For those that didn’t know, Gaming Nexus is based partially in Columbus, Ohio. Though we have writers all across the country, many of us call Columbus home. As a result, we don’t often get major gaming events in our own backyard. So it is exciting that the Call of Duty World League Championship is taking place here in our hometown, starting today. The event is sponsored by PlayStation 4, and is the culmination of the 2018 Call of Duty: World War II season.
From August 15-19, the top Call of Duty teams in the world will be in Columbus, culminating at the Nationwide Arena (for out-of-towners, this is an enormous, 20,000-seat venue). Teams will be battling it out for a championship ring and their share of the event’s $1.5 million in prizes.
“The 2018 Call of Duty World League Championship is the culmination of an unbelievably competitive season,” said Adam Apicella, Vice President, Event Operations, Activision Blizzard Esports Leagues. “This year has been a record-setting season for the CWL, which has seen online and offline participation grow, while viewership has topped last year. And it all comes down to this, let’s see who is the best Call of Duty esports squad in the world.”
Today and tomorrow, teams will compete at the MLG Arena to determine the top two teams in eight different groups of four.
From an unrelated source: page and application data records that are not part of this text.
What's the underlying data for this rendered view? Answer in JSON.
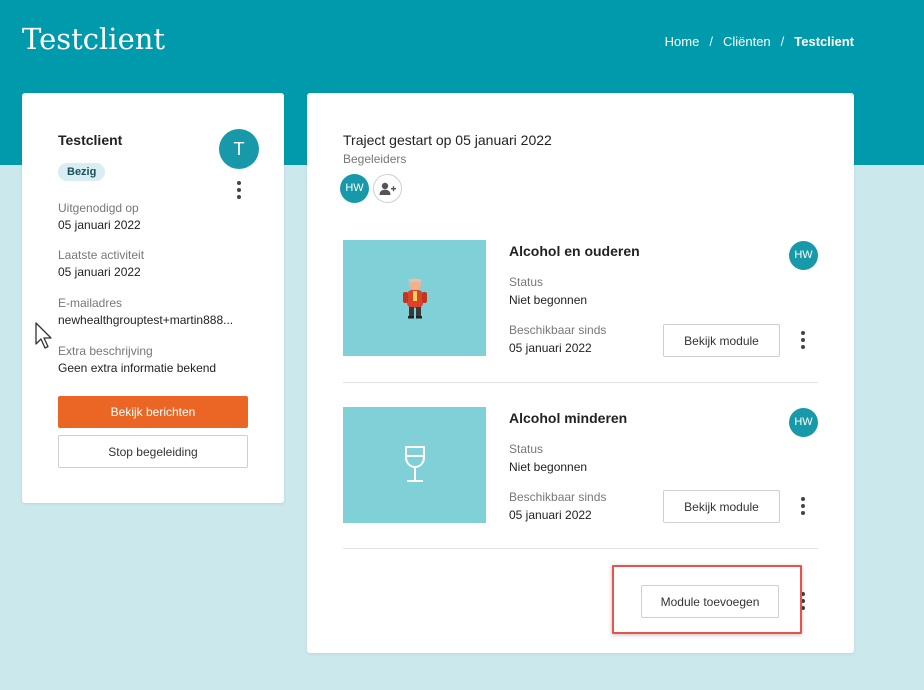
{
  "header": {
    "title": "Testclient",
    "breadcrumb": [
      "Home",
      "Cliënten",
      "Testclient"
    ],
    "separator": "/"
  },
  "client": {
    "name": "Testclient",
    "status": "Bezig",
    "avatar_letter": "T",
    "fields": [
      {
        "label": "Uitgenodigd op",
        "value": "05 januari 2022"
      },
      {
        "label": "Laatste activiteit",
        "value": "05 januari 2022"
      },
      {
        "label": "E-mailadres",
        "value": "newhealthgrouptest+martin888..."
      },
      {
        "label": "Extra beschrijving",
        "value": "Geen extra informatie bekend"
      }
    ],
    "messages_button": "Bekijk berichten",
    "stop_button": "Stop begeleiding"
  },
  "traject": {
    "title": "Traject gestart op 05 januari 2022",
    "begeleiders_label": "Begeleiders",
    "begeleider_initials": "HW",
    "modules": [
      {
        "title": "Alcohol en ouderen",
        "status_label": "Status",
        "status": "Niet begonnen",
        "since_label": "Beschikbaar sinds",
        "since": "05 januari 2022",
        "coach": "HW",
        "button": "Bekijk module",
        "image": "elderly-man-illustration"
      },
      {
        "title": "Alcohol minderen",
        "status_label": "Status",
        "status": "Niet begonnen",
        "since_label": "Beschikbaar sinds",
        "since": "05 januari 2022",
        "coach": "HW",
        "button": "Bekijk module",
        "image": "wine-glass-icon"
      }
    ],
    "add_module_button": "Module toevoegen"
  },
  "colors": {
    "header_bg": "#009aad",
    "page_bg": "#cbe8ec",
    "accent_orange": "#eb6624",
    "avatar": "#1899aa",
    "thumb_bg": "#7fd0d7",
    "highlight": "#e5534b"
  }
}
Then this weekend, the competition moves to Nationwide, where the top 16 teams will move on to a double-elimination format before the final champ is decided on Sunday.
Tickets are still available, with general admission tickets going for $50.00, and Prestige Experience tickets (which get you guaranteed floor seats and a bunch of goodies) going for $180.00. For those that can’t make it to see the event live, the entire thing is being broadcast on MLG.com/CallofDuty, Twitch.tv/CallofDuty and via the in-game Call of Duty: WWII Theater on PlayStation 4. Championship Sunday will be broadcast on Twitter via @CODWorldLeague.
I’ve been enjoying The Exorcist: Legion VR quite a bit, and I’m dying to play the last couple of installments in the five-episode series. Unfortunately, as a PS VR player, I to wait a little longer. But PC VR players can experience the ending to the terrifying series right now, with the release of Chapter 5: The Tomb on Steam and Oculus.
The Exorcist: Legion VR is based on the third film in the Exorcist series. The series follows a Boston detective as he seeks to unravel a mystery that takes him over the line into the world of the supernatural. Each of the loosely connected episodes is a self-contained vignette, with its own setting and story-line. The fourth and fifth episodes entirely leave the U.S, taking place in Haiti and Mesopotamia, respectively.
The official description of the final episode offers little hint of what takes place, beyond the setting. “You have been summoned to the final chapter... and there is no turning back. In this tense climax, your journey takes you deep into the mountains of Upper Mesopotamia where one last confrontation will put everything that you have learned to the test.” Not a lot to go on there.
I got a great deal of fun out of the first three episodes (see my review here), so I’m excited to see how this series closes out. No release date yet for PS VR, but I will be sure to follow up when one is announced.